So why does this matter? Because it's a stark contrast to the requests I receive that are gross and slimy. You know the type -- "It would be mutually beneficial to our businesses for us to have a meeting." No, it wouldn't. It would be beneficial to you to get free info from me and/or for you to try and sell me something I don't need. And hey, I'm not knocking the hustle. But be honest about it and save us both some time.
This experience got me to thinking. Why is it that some requests have me leaping out of my chair screaming "YES!" and other asks make my skin crawl?
It turns out there is a good way to ask. It's truly not what you ask, it's the context of the request and how you ask it. So here's my quick and dirty guide to asking for a business favour that really is mutually beneficial for both parties.
Is there an established relationship?
This is number one for me. As I mentioned, I absolutely love helping other business owners rise up and succeed, especially when it's my fellow women in business. But there has to be a relationship in place first. In other words, do we know each other well enough to pick up the phone and have a friendly chat? Have we spoken in the last six months? Or, if it's been a while, did we once have a really strong rapport -- perhaps we were good friends when we worked together in the corporate world. If none of these elements ring true, then the relationship isn't strong enough for you to ask me to do that big favour for you.
Are you being honest?
Honesty is one of those things I rarely talk about because for me it's a given. Only not everyone feels that way and I often need to remind myself of this when an odd request crosses my path. Be straight with me and, if there's an established relationship in place, I'll see what I can do to give you a hand up. Don't lie, and don't masquerade it as beneficial to me if it isn't. I have a BS radar and it goes off like sprinklers on a hot summers day when someone isn't being truthful and genuine about what they want. Simply put, if I get a weird feeling in my gut, something's probably off and I don't think it's that hummus I had yesterday.
Is your request clear and easy?
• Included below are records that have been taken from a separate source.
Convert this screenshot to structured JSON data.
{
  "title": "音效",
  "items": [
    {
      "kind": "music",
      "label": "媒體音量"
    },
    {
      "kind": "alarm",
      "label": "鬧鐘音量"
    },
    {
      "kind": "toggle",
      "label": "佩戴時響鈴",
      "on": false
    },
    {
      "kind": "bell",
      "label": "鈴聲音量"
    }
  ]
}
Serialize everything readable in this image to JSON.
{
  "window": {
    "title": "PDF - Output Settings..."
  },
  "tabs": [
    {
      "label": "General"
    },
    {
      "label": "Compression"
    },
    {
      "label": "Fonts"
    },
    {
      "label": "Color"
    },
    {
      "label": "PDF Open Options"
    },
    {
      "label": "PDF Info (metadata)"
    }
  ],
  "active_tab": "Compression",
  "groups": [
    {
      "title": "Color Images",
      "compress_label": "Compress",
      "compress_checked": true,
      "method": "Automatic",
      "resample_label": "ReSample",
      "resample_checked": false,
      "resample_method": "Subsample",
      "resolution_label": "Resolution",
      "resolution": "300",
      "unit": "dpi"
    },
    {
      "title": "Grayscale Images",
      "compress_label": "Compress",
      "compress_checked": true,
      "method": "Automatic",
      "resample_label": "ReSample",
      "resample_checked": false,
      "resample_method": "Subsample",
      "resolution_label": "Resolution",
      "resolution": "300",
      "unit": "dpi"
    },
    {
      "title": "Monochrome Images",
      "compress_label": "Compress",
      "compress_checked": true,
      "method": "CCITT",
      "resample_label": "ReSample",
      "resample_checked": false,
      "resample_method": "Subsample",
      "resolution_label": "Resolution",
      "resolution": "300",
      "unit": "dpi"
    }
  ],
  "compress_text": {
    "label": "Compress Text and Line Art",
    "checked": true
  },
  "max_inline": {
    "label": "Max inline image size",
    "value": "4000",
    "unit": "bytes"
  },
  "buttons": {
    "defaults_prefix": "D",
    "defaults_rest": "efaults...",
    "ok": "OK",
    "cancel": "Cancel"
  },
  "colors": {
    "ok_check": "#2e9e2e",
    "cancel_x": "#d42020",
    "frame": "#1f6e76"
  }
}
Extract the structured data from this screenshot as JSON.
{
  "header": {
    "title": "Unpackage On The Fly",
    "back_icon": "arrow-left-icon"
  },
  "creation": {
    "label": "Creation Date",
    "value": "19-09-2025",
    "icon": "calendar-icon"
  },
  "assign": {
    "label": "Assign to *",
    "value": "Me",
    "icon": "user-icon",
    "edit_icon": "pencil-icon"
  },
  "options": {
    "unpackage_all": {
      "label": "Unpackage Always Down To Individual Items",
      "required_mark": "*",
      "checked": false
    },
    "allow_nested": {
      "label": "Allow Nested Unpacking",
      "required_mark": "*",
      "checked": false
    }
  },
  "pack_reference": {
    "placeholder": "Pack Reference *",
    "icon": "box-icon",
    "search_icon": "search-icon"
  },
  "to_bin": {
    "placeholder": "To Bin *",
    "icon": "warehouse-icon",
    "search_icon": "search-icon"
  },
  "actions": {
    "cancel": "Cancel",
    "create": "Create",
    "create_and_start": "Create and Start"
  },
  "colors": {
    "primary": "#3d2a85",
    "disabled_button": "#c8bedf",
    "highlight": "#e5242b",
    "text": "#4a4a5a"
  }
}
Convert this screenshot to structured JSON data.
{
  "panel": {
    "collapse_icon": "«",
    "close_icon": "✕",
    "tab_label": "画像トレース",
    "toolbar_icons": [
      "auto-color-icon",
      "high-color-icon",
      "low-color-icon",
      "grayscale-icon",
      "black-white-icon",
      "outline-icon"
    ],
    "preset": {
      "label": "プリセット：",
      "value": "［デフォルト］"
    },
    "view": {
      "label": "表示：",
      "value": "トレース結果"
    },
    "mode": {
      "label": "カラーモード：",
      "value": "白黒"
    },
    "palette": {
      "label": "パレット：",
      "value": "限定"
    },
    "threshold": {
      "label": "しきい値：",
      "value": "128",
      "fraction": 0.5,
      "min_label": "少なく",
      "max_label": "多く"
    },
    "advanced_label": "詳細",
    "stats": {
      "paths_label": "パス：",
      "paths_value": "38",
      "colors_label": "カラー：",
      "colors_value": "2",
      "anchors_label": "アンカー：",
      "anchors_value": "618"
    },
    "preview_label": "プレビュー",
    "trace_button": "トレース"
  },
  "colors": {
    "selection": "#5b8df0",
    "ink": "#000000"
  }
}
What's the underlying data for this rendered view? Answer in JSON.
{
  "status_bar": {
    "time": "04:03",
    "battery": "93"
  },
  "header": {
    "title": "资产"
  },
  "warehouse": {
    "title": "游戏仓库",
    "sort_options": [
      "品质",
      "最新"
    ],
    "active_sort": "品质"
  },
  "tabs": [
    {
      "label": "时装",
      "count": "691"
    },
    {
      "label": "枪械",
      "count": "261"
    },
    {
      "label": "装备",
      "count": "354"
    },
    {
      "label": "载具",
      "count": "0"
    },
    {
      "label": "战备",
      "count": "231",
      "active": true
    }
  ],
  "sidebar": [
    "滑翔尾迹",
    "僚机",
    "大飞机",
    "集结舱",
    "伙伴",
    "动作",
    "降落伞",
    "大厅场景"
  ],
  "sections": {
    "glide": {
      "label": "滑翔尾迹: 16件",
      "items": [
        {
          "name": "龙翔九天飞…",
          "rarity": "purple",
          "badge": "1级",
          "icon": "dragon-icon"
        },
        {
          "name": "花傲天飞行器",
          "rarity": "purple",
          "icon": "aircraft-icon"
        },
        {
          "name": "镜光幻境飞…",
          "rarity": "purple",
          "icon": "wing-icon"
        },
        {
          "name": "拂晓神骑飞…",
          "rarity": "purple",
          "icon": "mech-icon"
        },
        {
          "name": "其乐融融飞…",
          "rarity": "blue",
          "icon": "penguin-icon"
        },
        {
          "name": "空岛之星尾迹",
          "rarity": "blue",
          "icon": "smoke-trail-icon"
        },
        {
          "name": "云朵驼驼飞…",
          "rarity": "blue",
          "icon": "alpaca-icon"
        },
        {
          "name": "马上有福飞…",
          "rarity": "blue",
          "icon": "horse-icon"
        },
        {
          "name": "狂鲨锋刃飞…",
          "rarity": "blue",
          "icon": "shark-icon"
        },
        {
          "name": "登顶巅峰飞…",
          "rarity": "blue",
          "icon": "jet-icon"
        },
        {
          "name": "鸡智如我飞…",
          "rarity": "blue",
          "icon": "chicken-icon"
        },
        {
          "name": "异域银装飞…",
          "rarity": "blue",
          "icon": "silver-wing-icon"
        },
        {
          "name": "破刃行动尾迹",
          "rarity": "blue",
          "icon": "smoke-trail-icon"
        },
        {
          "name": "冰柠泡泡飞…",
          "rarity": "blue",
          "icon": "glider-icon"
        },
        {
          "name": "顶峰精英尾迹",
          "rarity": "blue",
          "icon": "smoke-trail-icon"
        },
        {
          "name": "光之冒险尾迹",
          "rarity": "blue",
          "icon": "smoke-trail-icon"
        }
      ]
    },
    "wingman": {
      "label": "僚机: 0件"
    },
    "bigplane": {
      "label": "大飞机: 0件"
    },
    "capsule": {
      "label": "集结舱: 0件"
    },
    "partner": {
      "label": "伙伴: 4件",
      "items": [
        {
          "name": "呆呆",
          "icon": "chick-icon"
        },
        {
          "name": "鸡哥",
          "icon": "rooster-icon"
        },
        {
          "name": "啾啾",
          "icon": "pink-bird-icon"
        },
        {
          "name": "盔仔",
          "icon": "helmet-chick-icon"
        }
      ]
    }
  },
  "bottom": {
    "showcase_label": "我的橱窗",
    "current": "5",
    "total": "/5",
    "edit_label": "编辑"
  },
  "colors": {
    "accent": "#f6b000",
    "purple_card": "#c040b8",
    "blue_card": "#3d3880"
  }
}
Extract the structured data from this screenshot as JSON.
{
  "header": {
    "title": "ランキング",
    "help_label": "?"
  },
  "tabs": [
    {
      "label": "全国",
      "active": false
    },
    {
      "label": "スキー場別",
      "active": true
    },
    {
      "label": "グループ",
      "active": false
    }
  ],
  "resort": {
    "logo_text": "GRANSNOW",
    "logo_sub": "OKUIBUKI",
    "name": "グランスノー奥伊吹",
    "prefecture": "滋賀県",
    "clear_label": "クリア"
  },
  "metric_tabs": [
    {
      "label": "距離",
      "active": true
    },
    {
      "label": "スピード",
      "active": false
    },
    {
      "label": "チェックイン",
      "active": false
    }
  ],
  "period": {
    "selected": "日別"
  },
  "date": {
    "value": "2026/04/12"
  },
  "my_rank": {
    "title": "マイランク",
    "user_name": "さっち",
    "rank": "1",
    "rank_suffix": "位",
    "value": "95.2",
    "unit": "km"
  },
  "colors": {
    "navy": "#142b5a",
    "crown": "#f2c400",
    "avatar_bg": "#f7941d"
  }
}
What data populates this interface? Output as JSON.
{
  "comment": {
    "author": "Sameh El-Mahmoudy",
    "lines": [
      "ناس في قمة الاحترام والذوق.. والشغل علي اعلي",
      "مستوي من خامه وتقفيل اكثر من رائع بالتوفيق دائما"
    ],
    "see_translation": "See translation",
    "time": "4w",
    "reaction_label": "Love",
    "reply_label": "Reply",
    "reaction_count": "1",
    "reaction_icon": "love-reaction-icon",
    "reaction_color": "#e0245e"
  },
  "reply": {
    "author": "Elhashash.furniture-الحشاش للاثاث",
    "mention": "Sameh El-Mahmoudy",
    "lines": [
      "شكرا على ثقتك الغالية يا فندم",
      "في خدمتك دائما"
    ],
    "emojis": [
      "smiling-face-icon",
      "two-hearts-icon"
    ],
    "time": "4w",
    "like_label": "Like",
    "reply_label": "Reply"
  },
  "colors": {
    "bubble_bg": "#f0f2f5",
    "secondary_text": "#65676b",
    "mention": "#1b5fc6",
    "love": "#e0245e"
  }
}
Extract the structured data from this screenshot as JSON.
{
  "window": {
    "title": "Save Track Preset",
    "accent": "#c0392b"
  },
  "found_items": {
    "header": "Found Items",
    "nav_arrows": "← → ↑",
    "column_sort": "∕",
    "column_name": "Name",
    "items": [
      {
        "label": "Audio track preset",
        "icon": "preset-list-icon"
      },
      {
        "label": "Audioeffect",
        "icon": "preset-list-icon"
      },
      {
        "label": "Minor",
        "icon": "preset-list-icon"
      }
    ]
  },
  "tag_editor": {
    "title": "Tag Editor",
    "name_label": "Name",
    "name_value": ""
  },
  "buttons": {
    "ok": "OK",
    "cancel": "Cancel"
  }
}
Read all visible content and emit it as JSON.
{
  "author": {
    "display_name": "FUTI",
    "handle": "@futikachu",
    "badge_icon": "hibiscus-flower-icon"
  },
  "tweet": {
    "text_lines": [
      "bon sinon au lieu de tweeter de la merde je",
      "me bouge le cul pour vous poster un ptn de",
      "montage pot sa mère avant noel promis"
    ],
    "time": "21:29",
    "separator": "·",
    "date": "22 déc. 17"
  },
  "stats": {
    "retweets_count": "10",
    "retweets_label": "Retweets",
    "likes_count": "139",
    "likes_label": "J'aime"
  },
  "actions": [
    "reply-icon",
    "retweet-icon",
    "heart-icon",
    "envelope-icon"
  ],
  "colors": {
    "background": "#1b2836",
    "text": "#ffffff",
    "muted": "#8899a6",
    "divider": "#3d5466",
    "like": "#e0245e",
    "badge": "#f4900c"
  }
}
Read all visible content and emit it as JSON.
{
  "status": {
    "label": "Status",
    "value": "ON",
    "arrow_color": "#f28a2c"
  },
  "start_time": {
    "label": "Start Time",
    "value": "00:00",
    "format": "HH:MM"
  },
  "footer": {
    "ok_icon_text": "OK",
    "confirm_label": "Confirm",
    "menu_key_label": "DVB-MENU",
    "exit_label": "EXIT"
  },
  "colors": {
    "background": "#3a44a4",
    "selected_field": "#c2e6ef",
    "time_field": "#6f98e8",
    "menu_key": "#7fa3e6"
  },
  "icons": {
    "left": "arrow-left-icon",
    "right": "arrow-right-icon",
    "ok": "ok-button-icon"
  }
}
If you're ticking the boxes so far, here's the third and final step -- be crystal clear about what you need and make it easy for me to help you. Waffling, long, rambling requests are totally overwhelming and if I have to read the email twice to figure out what you want, to be frank, I'm just not going to. Ain't nobody got time for that. Structure it clearly so that your message closes with a simple ask and shows exactly what you need me to do next. And, if it's clear, is it also easy for me to help you? Have you provided a link or contact information or whatever relevant details I need in order to fulfill your request? If I need to make like I'm on an episode of CSI to figure it out, then something's gone awry.
What's our favour ratio?
Bonus tip. And admittedly, this one might be just me. I'm not counting how many favours I've done for you without it being returned, but I sort of am. I had a business contact last year who I fully supported because I truly believed in the great work she was doing. I supported her in every way possible, sharing content, attending her event and spreading the word, and I genuinely wanted to see her succeed. But it all went without a thank you, and when it got to ten asks (yep -- TEN) I stopped counting. You know what else stopped? My willingness to help her. It felt super sleazy. Especially when I asked for one small favour and all of a sudden she was too busy. Gross, right? Don't be that person.
Of course, this is all from my perspective. If in doubt, think about the requests you receive that make you want to jump up and down and agree to -- what commonalities do those asks have, and what do you need to do to replicate that? That's all there is to it.
Finally, as Erika Napoleon once said -- don't be an askhole.
Follow Cheryl Muir on Twitter: www.twitter.com/cheryljmuir